● **Assigned task**:
Output all records exactly, with no images.

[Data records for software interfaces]

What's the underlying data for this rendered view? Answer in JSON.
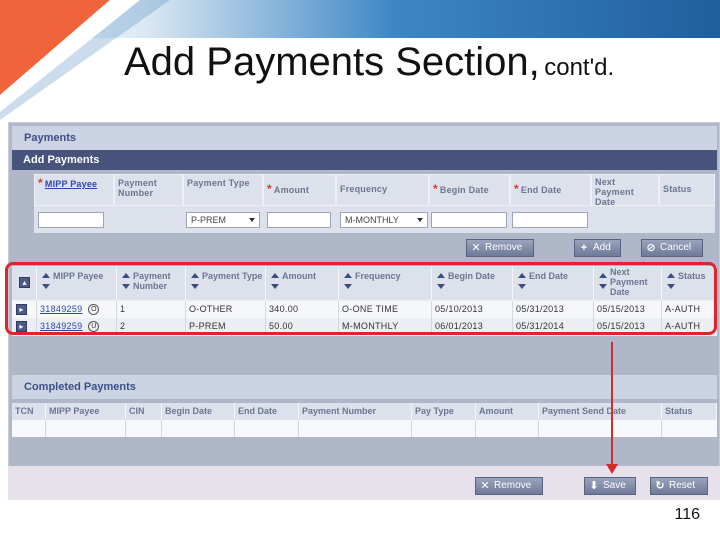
{
  "slide": {
    "title_main": "Add Payments Section,",
    "title_sub": "cont'd.",
    "page_number": "116"
  },
  "colors": {
    "accent_orange": "#f0643c",
    "accent_blue": "#2f79b8",
    "highlight_red": "#e0242c",
    "bar_navy": "#46537a"
  },
  "payments_panel": {
    "title": "Payments"
  },
  "add_payments": {
    "title": "Add Payments",
    "headers": {
      "mipp_payee": "MIPP Payee",
      "payment_number": "Payment Number",
      "payment_type": "Payment Type",
      "amount": "Amount",
      "frequency": "Frequency",
      "begin_date": "Begin Date",
      "end_date": "End Date",
      "next_payment_date": "Next Payment Date",
      "status": "Status"
    },
    "required_mark": "*",
    "inputs": {
      "payment_type_selected": "P-PREM",
      "frequency_selected": "M-MONTHLY"
    },
    "buttons": {
      "remove": "Remove",
      "add": "Add",
      "cancel": "Cancel"
    }
  },
  "payments_table": {
    "headers": {
      "mipp_payee": "MIPP Payee",
      "payment_number": "Payment Number",
      "payment_type": "Payment Type",
      "amount": "Amount",
      "frequency": "Frequency",
      "begin_date": "Begin Date",
      "end_date": "End Date",
      "next_payment_date": "Next Payment Date",
      "status": "Status"
    },
    "rows": [
      {
        "payee": "31849259",
        "type_icon": "O",
        "payment_number": "1",
        "payment_type": "O-OTHER",
        "amount": "340.00",
        "frequency": "O-ONE TIME",
        "begin_date": "05/10/2013",
        "end_date": "05/31/2013",
        "next_payment_date": "05/15/2013",
        "status": "A-AUTH"
      },
      {
        "payee": "31849259",
        "type_icon": "U",
        "payment_number": "2",
        "payment_type": "P-PREM",
        "amount": "50.00",
        "frequency": "M-MONTHLY",
        "begin_date": "06/01/2013",
        "end_date": "05/31/2014",
        "next_payment_date": "05/15/2013",
        "status": "A-AUTH"
      }
    ]
  },
  "completed_payments": {
    "title": "Completed Payments",
    "headers": {
      "tcn": "TCN",
      "mipp_payee": "MIPP Payee",
      "cin": "CIN",
      "begin_date": "Begin Date",
      "end_date": "End Date",
      "payment_number": "Payment Number",
      "pay_type": "Pay Type",
      "amount": "Amount",
      "payment_send_date": "Payment Send Date",
      "status": "Status"
    }
  },
  "footer_buttons": {
    "remove": "Remove",
    "save": "Save",
    "reset": "Reset"
  }
}
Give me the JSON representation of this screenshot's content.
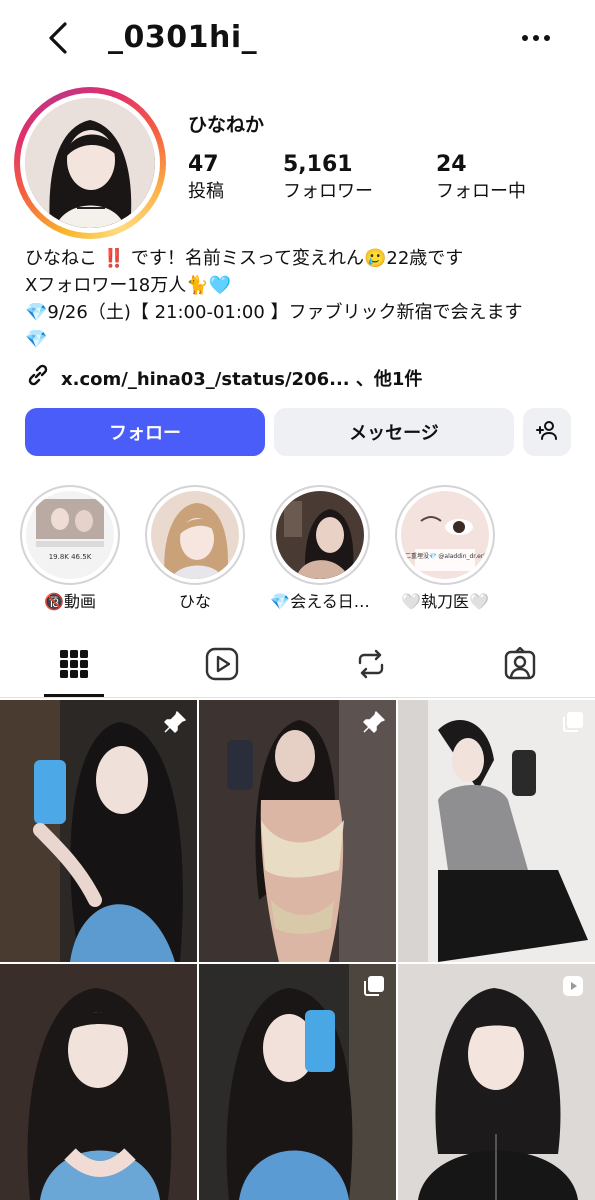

● **Result of the task**:
What's the underlying data for this rendered view? Answer in JSON.
{
  "slide": {
    "title_main": "Add Payments Section,",
    "title_sub": "cont'd.",
    "page_number": "116"
  },
  "colors": {
    "accent_orange": "#f0643c",
    "accent_blue": "#2f79b8",
    "highlight_red": "#e0242c",
    "bar_navy": "#46537a"
  },
  "payments_panel": {
    "title": "Payments"
  },
  "add_payments": {
    "title": "Add Payments",
    "headers": {
      "mipp_payee": "MIPP Payee",
      "payment_number": "Payment Number",
      "payment_type": "Payment Type",
      "amount": "Amount",
      "frequency": "Frequency",
      "begin_date": "Begin Date",
      "end_date": "End Date",
      "next_payment_date": "Next Payment Date",
      "status": "Status"
    },
    "required_mark": "*",
    "inputs": {
      "payment_type_selected": "P-PREM",
      "frequency_selected": "M-MONTHLY"
    },
    "buttons": {
      "remove": "Remove",
      "add": "Add",
      "cancel": "Cancel"
    }
  },
  "payments_table": {
    "headers": {
      "mipp_payee": "MIPP Payee",
      "payment_number": "Payment Number",
      "payment_type": "Payment Type",
      "amount": "Amount",
      "frequency": "Frequency",
      "begin_date": "Begin Date",
      "end_date": "End Date",
      "next_payment_date": "Next Payment Date",
      "status": "Status"
    },
    "rows": [
      {
        "payee": "31849259",
        "type_icon": "O",
        "payment_number": "1",
        "payment_type": "O-OTHER",
        "amount": "340.00",
        "frequency": "O-ONE TIME",
        "begin_date": "05/10/2013",
        "end_date": "05/31/2013",
        "next_payment_date": "05/15/2013",
        "status": "A-AUTH"
      },
      {
        "payee": "31849259",
        "type_icon": "U",
        "payment_number": "2",
        "payment_type": "P-PREM",
        "amount": "50.00",
        "frequency": "M-MONTHLY",
        "begin_date": "06/01/2013",
        "end_date": "05/31/2014",
        "next_payment_date": "05/15/2013",
        "status": "A-AUTH"
      }
    ]
  },
  "completed_payments": {
    "title": "Completed Payments",
    "headers": {
      "tcn": "TCN",
      "mipp_payee": "MIPP Payee",
      "cin": "CIN",
      "begin_date": "Begin Date",
      "end_date": "End Date",
      "payment_number": "Payment Number",
      "pay_type": "Pay Type",
      "amount": "Amount",
      "payment_send_date": "Payment Send Date",
      "status": "Status"
    }
  },
  "footer_buttons": {
    "remove": "Remove",
    "save": "Save",
    "reset": "Reset"
  }
}
Give me the JSON representation of this screenshot's content.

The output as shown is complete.